Brilliant!: 25 Catholic Scientists, Mathematicians, and Supersmart People was written specifically to help children understand that faith and science are not in conflict. The authors present short biographical sketches of 25 people to make their point. Although the book is written from a Catholic point of view, and those selected for inclusion in this book are all Catholic, Brilliant! should appeal to many parents who want to help their children understand that an amazing number of the greatest scientists and thinkers also believed in God.
Those selected include saints, priests (including Pope Francis), doctors, educators, mathematicians, musicians, and scientists from many fields. Many of them fall under a number of these categories.

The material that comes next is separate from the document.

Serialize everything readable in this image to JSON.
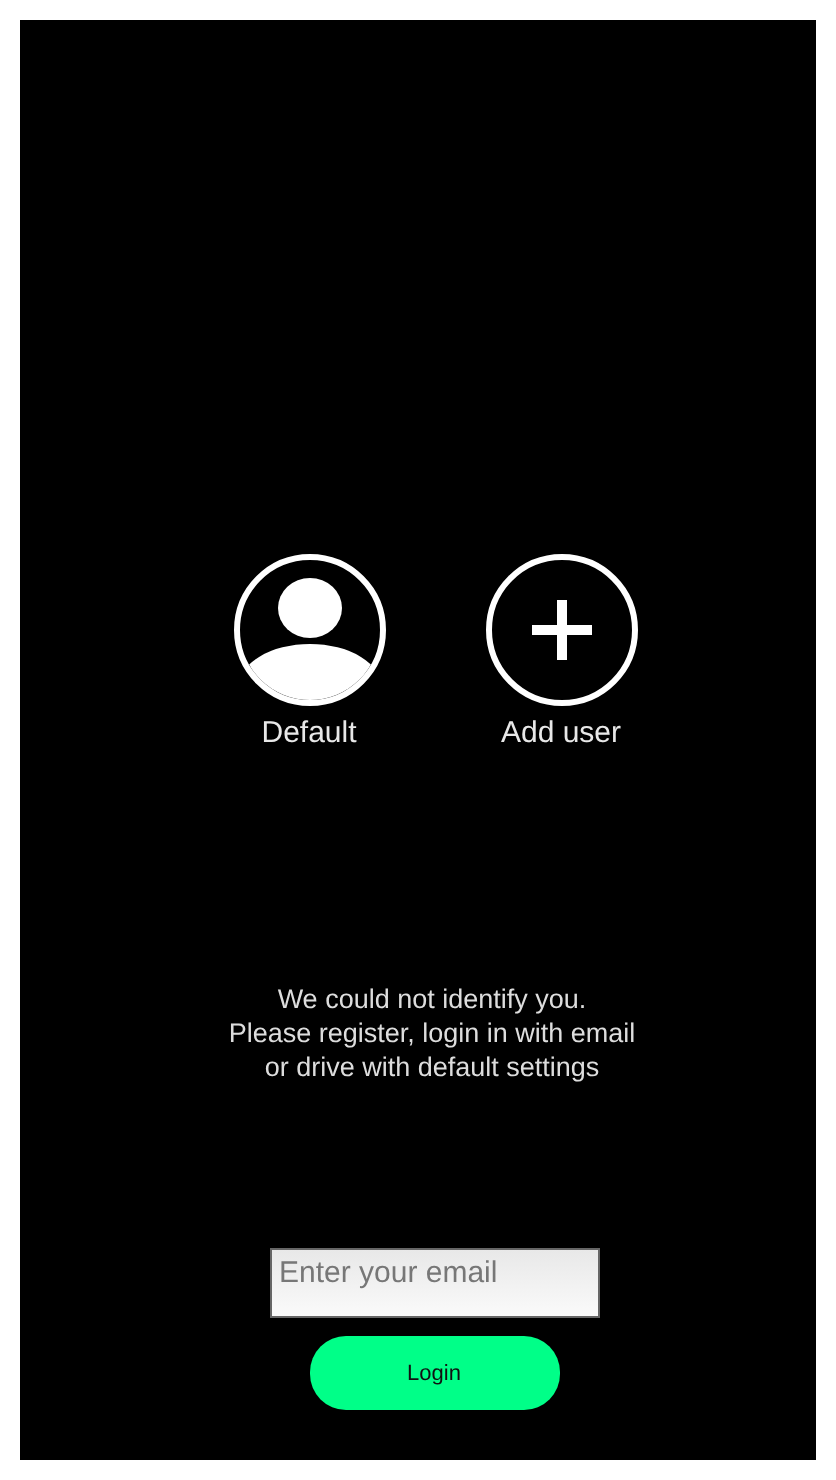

Beginning with St. Hildegard of Bingen (born in 1098), the biographies are presented in chronological order by birth dates. We learn something of the life and circumstances of each one to help us understand the settings from within which they worked or are working.
The selection includes many well-known men, such as Saint Albert the Great, Nicolaus Copernicus, Louis Braille, Father Gregor Mendel, and Father George Lemaître. Some of the lesser-known men we learn about are Blessed Nicolas Steno, considered the father of modern geology; mathematician, Father Christopher Clavius; Father Angelo Secchi, a pioneer in astrophysics; and Jérôme Lejeune, a pediatrician and geneticist who led the Pontifical Academy for Life. More than one-third of those featured are women such as Laura Bassi, the first female professor of physics; researcher and humanitarian, Sister Hilary Ross; mathematician, Maria Agnesi; Sister Mary Kenneth Keller, a pioneer in computer science; and Sister Miriam Michael Stimson, a DNA research pioneer.

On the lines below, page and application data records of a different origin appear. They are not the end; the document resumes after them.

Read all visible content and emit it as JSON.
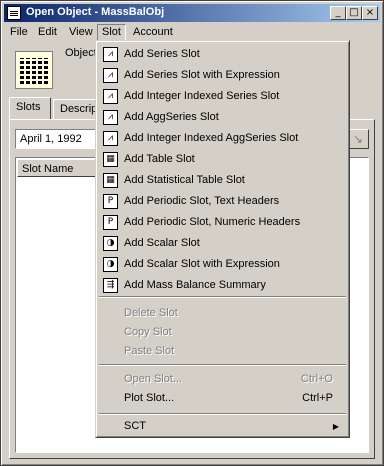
{
  "window": {
    "title": "Open Object - MassBalObj"
  },
  "titlebar_buttons": {
    "minimize": "_",
    "maximize": "□",
    "close": "×"
  },
  "menubar": {
    "file": "File",
    "edit": "Edit",
    "view": "View",
    "slot": "Slot",
    "account": "Account"
  },
  "object_label": "Object",
  "tabs": {
    "slots": "Slots",
    "description": "Descrip"
  },
  "date_value": "April 1, 1992",
  "list": {
    "header": "Slot Name"
  },
  "slot_menu": {
    "add_items": [
      {
        "label": "Add Series Slot",
        "icon": "series-icon",
        "glyph": "⩘"
      },
      {
        "label": "Add Series Slot with Expression",
        "icon": "series-expr-icon",
        "glyph": "⩘"
      },
      {
        "label": "Add Integer Indexed Series Slot",
        "icon": "integer-series-icon",
        "glyph": "⩘"
      },
      {
        "label": "Add AggSeries Slot",
        "icon": "aggseries-icon",
        "glyph": "⩘"
      },
      {
        "label": "Add Integer Indexed AggSeries Slot",
        "icon": "integer-aggseries-icon",
        "glyph": "⩘"
      },
      {
        "label": "Add Table Slot",
        "icon": "table-icon",
        "glyph": "▦"
      },
      {
        "label": "Add Statistical Table Slot",
        "icon": "stat-table-icon",
        "glyph": "▦"
      },
      {
        "label": "Add Periodic Slot, Text Headers",
        "icon": "periodic-text-icon",
        "glyph": "P"
      },
      {
        "label": "Add Periodic Slot, Numeric Headers",
        "icon": "periodic-numeric-icon",
        "glyph": "P"
      },
      {
        "label": "Add Scalar Slot",
        "icon": "scalar-icon",
        "glyph": "◑"
      },
      {
        "label": "Add Scalar Slot with Expression",
        "icon": "scalar-expr-icon",
        "glyph": "◑"
      },
      {
        "label": "Add Mass Balance Summary",
        "icon": "mass-balance-icon",
        "glyph": "⇶"
      }
    ],
    "delete_slot": "Delete Slot",
    "copy_slot": "Copy Slot",
    "paste_slot": "Paste Slot",
    "open_slot": "Open Slot...",
    "open_slot_shortcut": "Ctrl+O",
    "plot_slot": "Plot Slot...",
    "plot_slot_shortcut": "Ctrl+P",
    "sct": "SCT"
  }
}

The stories frequently restate the thesis of the book to make sure readers understand that faith and science are compatible. In their biography of Pope Francis, the authors include comments based on the pope’s teaching to support the idea that the theory of evolution is compatible with faith. They say, “Catholicism teaches that God created the universe and holds it in existence. Even creatures that evolve still require a creator to make them exist. God may have used the process of evolution to form the human body.… If Catholics understand that God is always involved in the universe and in the creation of human beings, they do not have to choose between faith and science.” (p.92)
The lovely black-and-white drawings that illustrate this book show each person at work or in the context for which they are celebrated. This should help children comprehend that these are true stories of people who loved God and chose to make a difference in the world through their work. Some of them were more obviously motivated by their faith than others, but the point of the book is that people can participate in the world of science and mathematics while also believing in God… and, sometimes, because they believe in God. Since our modern culture seems intent on convincing everyone that you can’t be an intelligent person who believes in both science and God, this book is a refreshing antidote for that false view of reality.